*** Block opens ***
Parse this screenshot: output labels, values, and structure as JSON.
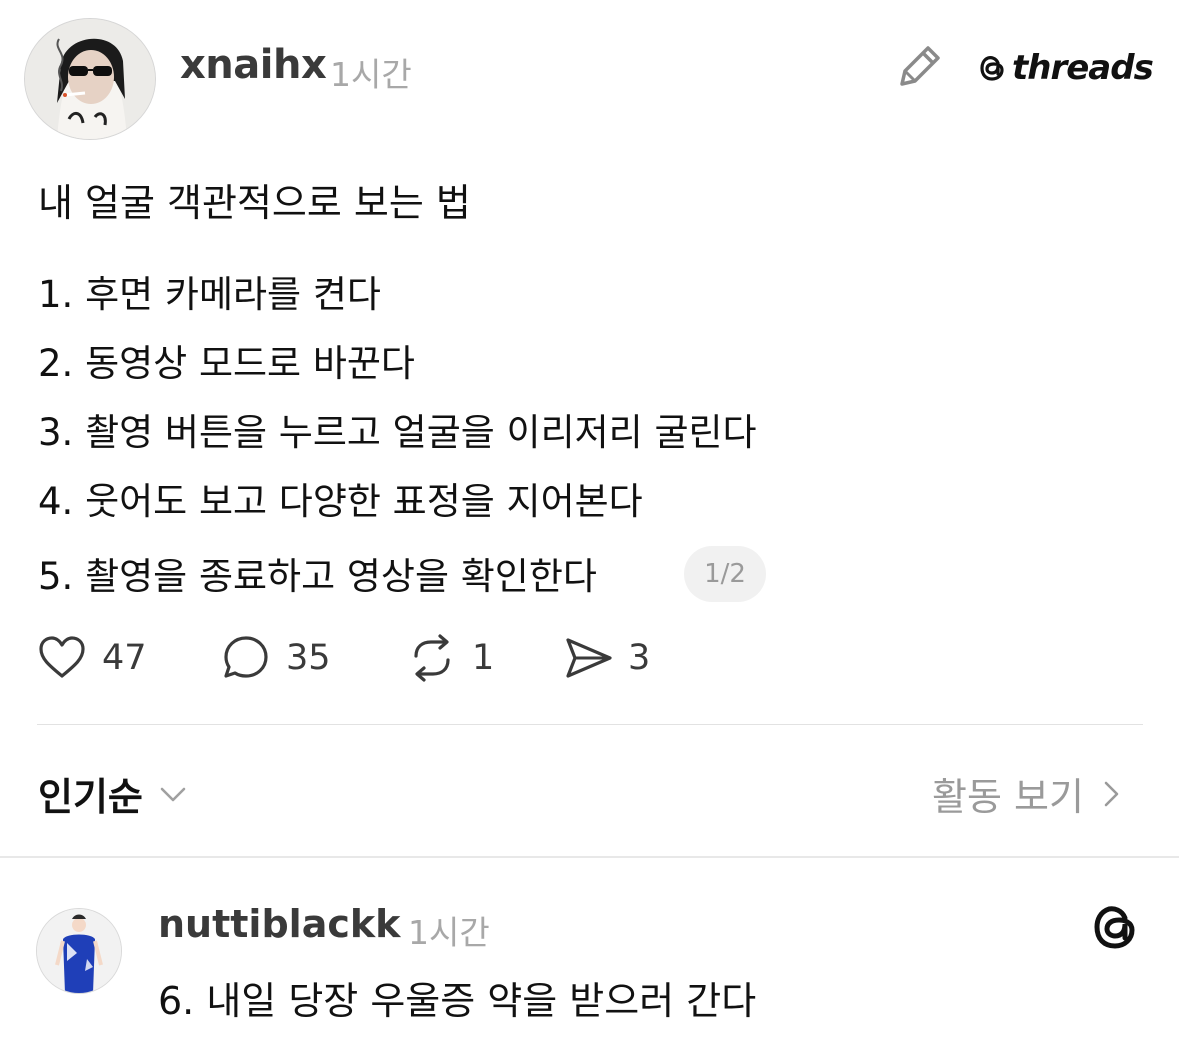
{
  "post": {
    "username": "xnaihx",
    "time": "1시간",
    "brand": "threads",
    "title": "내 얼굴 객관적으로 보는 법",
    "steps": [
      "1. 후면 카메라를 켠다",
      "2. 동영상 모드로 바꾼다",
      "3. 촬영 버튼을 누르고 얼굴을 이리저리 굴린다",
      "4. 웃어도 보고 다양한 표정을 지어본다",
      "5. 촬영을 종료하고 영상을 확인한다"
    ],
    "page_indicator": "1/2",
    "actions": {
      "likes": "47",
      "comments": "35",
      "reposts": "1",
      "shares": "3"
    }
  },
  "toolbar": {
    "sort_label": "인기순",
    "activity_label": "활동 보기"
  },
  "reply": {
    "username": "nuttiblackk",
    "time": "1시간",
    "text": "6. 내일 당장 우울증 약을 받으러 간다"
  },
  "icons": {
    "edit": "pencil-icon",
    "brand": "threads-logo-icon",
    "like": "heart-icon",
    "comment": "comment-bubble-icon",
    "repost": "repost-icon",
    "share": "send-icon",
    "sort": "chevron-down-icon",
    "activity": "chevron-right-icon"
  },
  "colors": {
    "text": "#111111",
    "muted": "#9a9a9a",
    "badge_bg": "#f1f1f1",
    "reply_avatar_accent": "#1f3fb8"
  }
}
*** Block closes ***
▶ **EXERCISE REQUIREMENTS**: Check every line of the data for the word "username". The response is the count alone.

▶ **EXPECTED OUTPUT**: 2